One of the biggest issues with this type of setup is that a mini PCIe slot provides a single PCIe lane.
Just because the array expands to an x16 slot on the other end doesn’t mean it will save the bandwidth of the x16 slot.
The entire setup will still be limited to the bandwidth of a single PCIe lane.
This is well below the ideal requirements for a graphics card.

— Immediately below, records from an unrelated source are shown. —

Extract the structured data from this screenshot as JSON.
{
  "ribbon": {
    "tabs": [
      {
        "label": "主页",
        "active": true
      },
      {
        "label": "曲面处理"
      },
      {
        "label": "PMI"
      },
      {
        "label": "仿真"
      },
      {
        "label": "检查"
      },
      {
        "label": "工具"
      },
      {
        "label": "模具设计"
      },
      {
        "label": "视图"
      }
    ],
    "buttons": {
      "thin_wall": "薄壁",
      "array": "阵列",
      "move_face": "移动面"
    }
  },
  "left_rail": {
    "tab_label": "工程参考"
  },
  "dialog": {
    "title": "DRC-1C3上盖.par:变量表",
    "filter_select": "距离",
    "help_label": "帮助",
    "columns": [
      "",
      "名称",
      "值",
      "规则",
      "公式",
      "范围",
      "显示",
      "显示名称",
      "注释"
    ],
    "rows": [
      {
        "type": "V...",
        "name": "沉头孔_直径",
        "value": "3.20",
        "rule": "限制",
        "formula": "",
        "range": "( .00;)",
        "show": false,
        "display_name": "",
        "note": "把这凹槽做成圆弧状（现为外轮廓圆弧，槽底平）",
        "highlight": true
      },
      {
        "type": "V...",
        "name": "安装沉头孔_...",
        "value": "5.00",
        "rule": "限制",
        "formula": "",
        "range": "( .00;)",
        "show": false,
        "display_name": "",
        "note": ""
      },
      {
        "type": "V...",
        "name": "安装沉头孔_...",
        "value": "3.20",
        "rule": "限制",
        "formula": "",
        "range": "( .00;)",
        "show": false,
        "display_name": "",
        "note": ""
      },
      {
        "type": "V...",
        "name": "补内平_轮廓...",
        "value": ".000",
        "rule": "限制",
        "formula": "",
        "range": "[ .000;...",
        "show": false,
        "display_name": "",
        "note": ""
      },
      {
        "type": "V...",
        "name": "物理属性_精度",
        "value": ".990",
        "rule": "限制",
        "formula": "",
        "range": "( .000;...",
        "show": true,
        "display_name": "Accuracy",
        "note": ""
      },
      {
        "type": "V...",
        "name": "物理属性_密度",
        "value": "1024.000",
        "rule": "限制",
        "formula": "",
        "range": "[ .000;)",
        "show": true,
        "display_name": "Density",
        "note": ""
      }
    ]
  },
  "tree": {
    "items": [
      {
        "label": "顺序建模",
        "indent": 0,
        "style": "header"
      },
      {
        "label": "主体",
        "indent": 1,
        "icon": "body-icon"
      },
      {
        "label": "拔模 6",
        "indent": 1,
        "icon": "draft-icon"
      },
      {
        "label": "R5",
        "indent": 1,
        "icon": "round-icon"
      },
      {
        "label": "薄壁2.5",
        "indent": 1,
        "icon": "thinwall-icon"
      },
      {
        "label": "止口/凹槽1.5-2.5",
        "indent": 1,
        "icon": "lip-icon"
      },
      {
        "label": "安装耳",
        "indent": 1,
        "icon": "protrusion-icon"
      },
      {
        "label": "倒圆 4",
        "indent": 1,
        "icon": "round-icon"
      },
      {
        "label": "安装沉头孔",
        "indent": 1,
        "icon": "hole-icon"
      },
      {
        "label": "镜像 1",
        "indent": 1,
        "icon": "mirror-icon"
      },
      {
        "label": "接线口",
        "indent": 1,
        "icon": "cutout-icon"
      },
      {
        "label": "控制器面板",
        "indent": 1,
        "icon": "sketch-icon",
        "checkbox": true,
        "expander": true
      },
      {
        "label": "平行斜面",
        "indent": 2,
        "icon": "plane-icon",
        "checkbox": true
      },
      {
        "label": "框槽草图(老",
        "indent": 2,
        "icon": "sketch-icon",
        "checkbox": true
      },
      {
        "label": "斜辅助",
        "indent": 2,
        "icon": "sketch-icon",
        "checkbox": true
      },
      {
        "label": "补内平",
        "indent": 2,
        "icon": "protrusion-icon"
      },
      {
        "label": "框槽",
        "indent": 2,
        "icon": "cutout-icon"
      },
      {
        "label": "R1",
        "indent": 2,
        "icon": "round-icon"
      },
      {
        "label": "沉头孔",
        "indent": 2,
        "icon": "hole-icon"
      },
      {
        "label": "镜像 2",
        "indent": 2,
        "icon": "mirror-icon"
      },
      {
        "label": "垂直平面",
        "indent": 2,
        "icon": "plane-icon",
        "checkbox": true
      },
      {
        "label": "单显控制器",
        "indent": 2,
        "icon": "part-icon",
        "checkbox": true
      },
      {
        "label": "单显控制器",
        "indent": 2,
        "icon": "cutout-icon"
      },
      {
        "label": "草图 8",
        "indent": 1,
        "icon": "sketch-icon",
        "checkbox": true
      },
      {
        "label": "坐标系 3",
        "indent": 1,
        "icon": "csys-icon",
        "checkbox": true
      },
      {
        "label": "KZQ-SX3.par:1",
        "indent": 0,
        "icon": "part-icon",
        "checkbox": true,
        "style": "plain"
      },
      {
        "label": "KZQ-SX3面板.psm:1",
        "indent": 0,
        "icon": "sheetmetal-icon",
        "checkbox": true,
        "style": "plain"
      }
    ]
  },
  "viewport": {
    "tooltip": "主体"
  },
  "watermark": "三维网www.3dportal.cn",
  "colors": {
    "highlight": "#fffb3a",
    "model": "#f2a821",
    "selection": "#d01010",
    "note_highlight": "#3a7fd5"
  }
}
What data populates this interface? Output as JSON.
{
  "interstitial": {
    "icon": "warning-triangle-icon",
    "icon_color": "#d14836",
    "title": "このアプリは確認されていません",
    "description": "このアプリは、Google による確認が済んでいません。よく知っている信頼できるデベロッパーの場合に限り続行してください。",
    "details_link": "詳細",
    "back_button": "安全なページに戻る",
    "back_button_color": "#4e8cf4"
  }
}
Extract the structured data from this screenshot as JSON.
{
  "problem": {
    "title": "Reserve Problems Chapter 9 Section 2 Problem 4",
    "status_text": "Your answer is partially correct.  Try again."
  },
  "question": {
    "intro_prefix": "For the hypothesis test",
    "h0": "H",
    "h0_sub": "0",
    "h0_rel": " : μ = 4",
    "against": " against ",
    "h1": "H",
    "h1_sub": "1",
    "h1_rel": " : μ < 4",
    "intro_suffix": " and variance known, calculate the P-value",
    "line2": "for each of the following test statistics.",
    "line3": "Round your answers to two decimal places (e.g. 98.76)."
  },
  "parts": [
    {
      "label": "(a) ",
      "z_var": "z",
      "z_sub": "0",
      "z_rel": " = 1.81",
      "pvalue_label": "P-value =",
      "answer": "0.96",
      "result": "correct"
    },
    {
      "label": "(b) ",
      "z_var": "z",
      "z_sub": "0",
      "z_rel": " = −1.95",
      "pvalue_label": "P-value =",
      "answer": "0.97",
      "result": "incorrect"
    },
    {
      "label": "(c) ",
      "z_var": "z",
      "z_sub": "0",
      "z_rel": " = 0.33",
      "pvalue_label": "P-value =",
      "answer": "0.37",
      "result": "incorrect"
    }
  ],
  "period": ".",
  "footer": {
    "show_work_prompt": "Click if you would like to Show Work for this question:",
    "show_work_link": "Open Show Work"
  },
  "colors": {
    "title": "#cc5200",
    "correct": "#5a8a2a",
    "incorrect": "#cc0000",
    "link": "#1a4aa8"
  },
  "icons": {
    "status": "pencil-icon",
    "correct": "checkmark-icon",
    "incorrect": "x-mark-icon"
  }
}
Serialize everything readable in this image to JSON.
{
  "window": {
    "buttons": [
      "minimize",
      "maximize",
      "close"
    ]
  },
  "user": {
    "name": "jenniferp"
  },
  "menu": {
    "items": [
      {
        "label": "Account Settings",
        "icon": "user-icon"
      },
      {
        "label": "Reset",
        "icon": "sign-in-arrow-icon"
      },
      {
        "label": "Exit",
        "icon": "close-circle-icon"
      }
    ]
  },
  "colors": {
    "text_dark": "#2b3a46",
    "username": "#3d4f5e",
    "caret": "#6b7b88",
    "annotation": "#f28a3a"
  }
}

The graphics card ideally requires 16 lanes, but can operate on either 8 or 4-lane bandwidths as well.
1 PCIe lane provided by the Mini PCIe slot on the laptop would seriously hinder the performance of the installed graphics card.
You will need a desktop power supply
In order to power the graphics card, you will need to purchase a power supply unit which will also need to be placed externally.
You may need to tinker with the BIOS and graphics driver
This setup is not plug-and-play.
Depending on the type of laptop you have and the BIOS version, the settings may vary.
But mainly, you will need to find the settings related to the graphics device and also to the local network.
Need to disable both discrete GPUs, WiFi and Boot to LAN BIOS to avoid any conflicts.
You will also need to download the drivers for the graphics card you have installed.
You will not have internal WiFi on your laptop
Of course, with the network card removed, you won’t have WiFi on your laptop.
Even with all the hard work involved in making it work, there’s still no telling if this kit will be compatible with your graphics card.
- M.2 NVMe to PCIe x16 eGPU Kit –
Relatively faster – Has issues – Not recommended
Another set very similar to the one above is the set of M.2 NVMe to PCIe x16 slots.
It has some benefits.
It can provide up to 4 x PCIe lanes bandwidth because an M.2 slot on a laptop is mostly connected to 4 PCIe lanes.
However, the bandwidth offered is still close to 16 and 8 lanes for a graphics card.
Do note that you will need an NVMe M.2 slot. This should not be confused with the SATA M.2 slot.
Additional issues include:
This kit is more expensive than the mini PCIe x16 kit above
You must have an NVMe M.2 slot on your laptop – older laptops generally lack one.
There is still a compatibility issue that you can’t be sure of.
- Thunderbolt 3.0 eGFX Dock –
An expensive but reliable method
The last and most recommended method is to use a Thunderbolt 3.0 eGFX (external graphics card) dock.
The biggest positive point of eGFX is that it is generally made by well-respected, high-quality brands and is therefore very reliable.
Some popular Thunderbolt 3.0 eGFX bases include:
Devil Powercolor Box
Color Master Mastercase EG200
Cooler Master Case NC100
AKiTiO Titan node
These often have a built in PSU. However, these also have their drawbacks:
Requires Thunderbolt 3 port on the laptop
You must have a Thunderbolt 3.0 port on your laptop.
Unfortunately, at the moment only high-end laptops offer Thunderbolt 3.0 ports.
Jus the same case (with PSU but no graphics card installed) can cost you $300-$400 making it an investment you’ll want to think about again.
So the answer to the question “Can I upgrade my laptop’s graphics card?” As far as the internal GPU is concerned, it is a no.
However, you can add an external graphics card if your budget allows.
We can hope that the modular aspect of the MXM standard increases in the future and that we finally get replaceable laptop GPUs.